"The president's statement tonight about trying to shut down the counting of duly cast ballots was outrageous, unprecedented, and incorrect," Biden's campaign manager Jen O'Malley Dillon said in a statement.
Global stocks gyrated in early trade as results streamed in, with a final call now seen unlikely for days and the outcome raising the potential for gridlock that complicates the chance of a quick U.S. government spending boost to counter the effects of the pandemic.
"We are up BIG, but they are trying to STEAL the Election. We will never let them do it. Votes cannot be cast after the Polls are closed!" Trump, 74, tweeted before his White House appearance. Twitter swiftly tagged the tweet as possibly misleading.]
"It's not my place or Donald Trump's place to declare the winner of this election. It's the voters' place," Biden said on Twitter in response to the president.
It was not clear what Trump meant by saying he would ask the Supreme Court to halt "voting." However, legal experts have said the election outcome could get bogged down in state-by-state litigation over a host of issues, including whether states can include late-arriving ballots that were mailed by Election Day.
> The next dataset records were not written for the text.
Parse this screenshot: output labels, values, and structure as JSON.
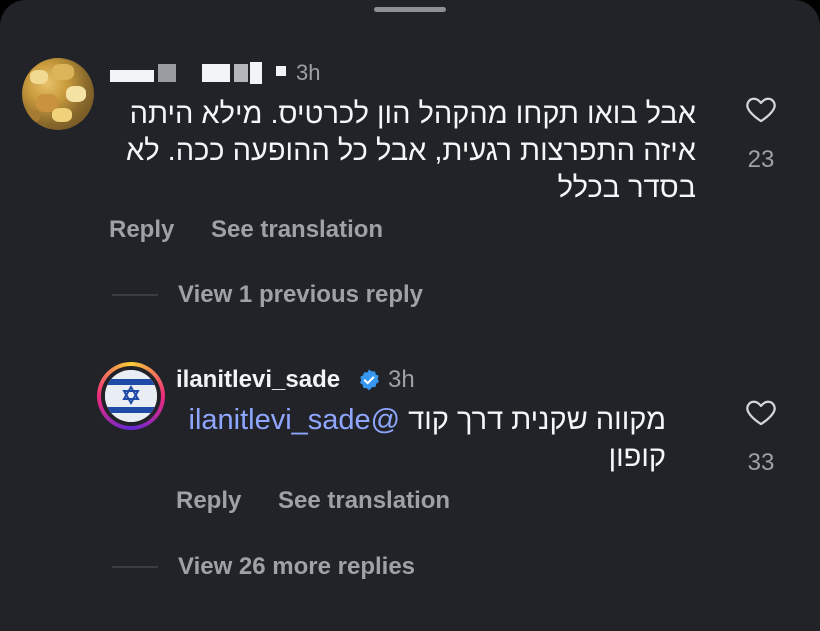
{
  "comment1": {
    "time": "3h",
    "text_line1": "אבל בואו תקחו מהקהל הון לכרטיס. מילא היתה",
    "text_line2": "איזה התפרצות רגעית, אבל כל ההופעה ככה. לא",
    "text_line3": "בסדר בכלל",
    "likes": "23",
    "reply_label": "Reply",
    "translate_label": "See translation"
  },
  "view_previous": "View 1 previous reply",
  "comment2": {
    "username": "ilanitlevi_sade",
    "time": "3h",
    "text_line1_prefix": "מקווה שקנית דרך קוד ",
    "mention": "@ilanitlevi_sade",
    "text_line2": "קופון",
    "likes": "33",
    "reply_label": "Reply",
    "translate_label": "See translation"
  },
  "view_more": "View 26 more replies",
  "icons": {
    "like": "heart-outline-icon",
    "verified": "verified-badge-icon"
  },
  "colors": {
    "background": "#212328",
    "secondary_text": "#9ea1a7",
    "mention": "#8fa6ff",
    "verified": "#3897f0"
  }
}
Even before Tuesday, the 2020 campaign saw a historic number of lawsuits across dozens of states, as the coronavirus pandemic forced election officials to prepare for an election like no other. Both campaigns have marshaled teams of lawyers in preparation for any disputes.
Ahead of the election, Trump had said he wanted his latest U.S. Supreme Court appointee, Amy Coney Barrett, confirmed by the Senate in case the court had to hear any electoral dispute. Democrats had criticized the president for appearing to suggest he expected Barrett to rule in his favor.
Trump has repeatedly said without evidence that widespread mail-in voting will lead to fraud, although U.S. election experts say fraud is vanishingly rare.
In Pennsylvania, Democratic Governor Tom Wolf said the state still had to count more than a million mail-in ballots and called Trump's remarks a partisan attack. According to Edison Research, more than 2.4 million early ballots were cast in the state, with 1.6 million by registered Democrats and about 555,000 by Republicans.
The next president will lead a nation battered by a pandemic that has killed more than 231,000 people and left millions more jobless, as well as racial tensions and political polarization that has only worsened during a vitriolic campaign.
The election will also decide which party controls the US Congress for the next two years, and the Democratic drive to win control of the Senate appeared to fall short. Democrats picked up only one Republican-held seat while six other races remained undecided - Alaska, Maine, Michigan, North Carolina and two in Georgia.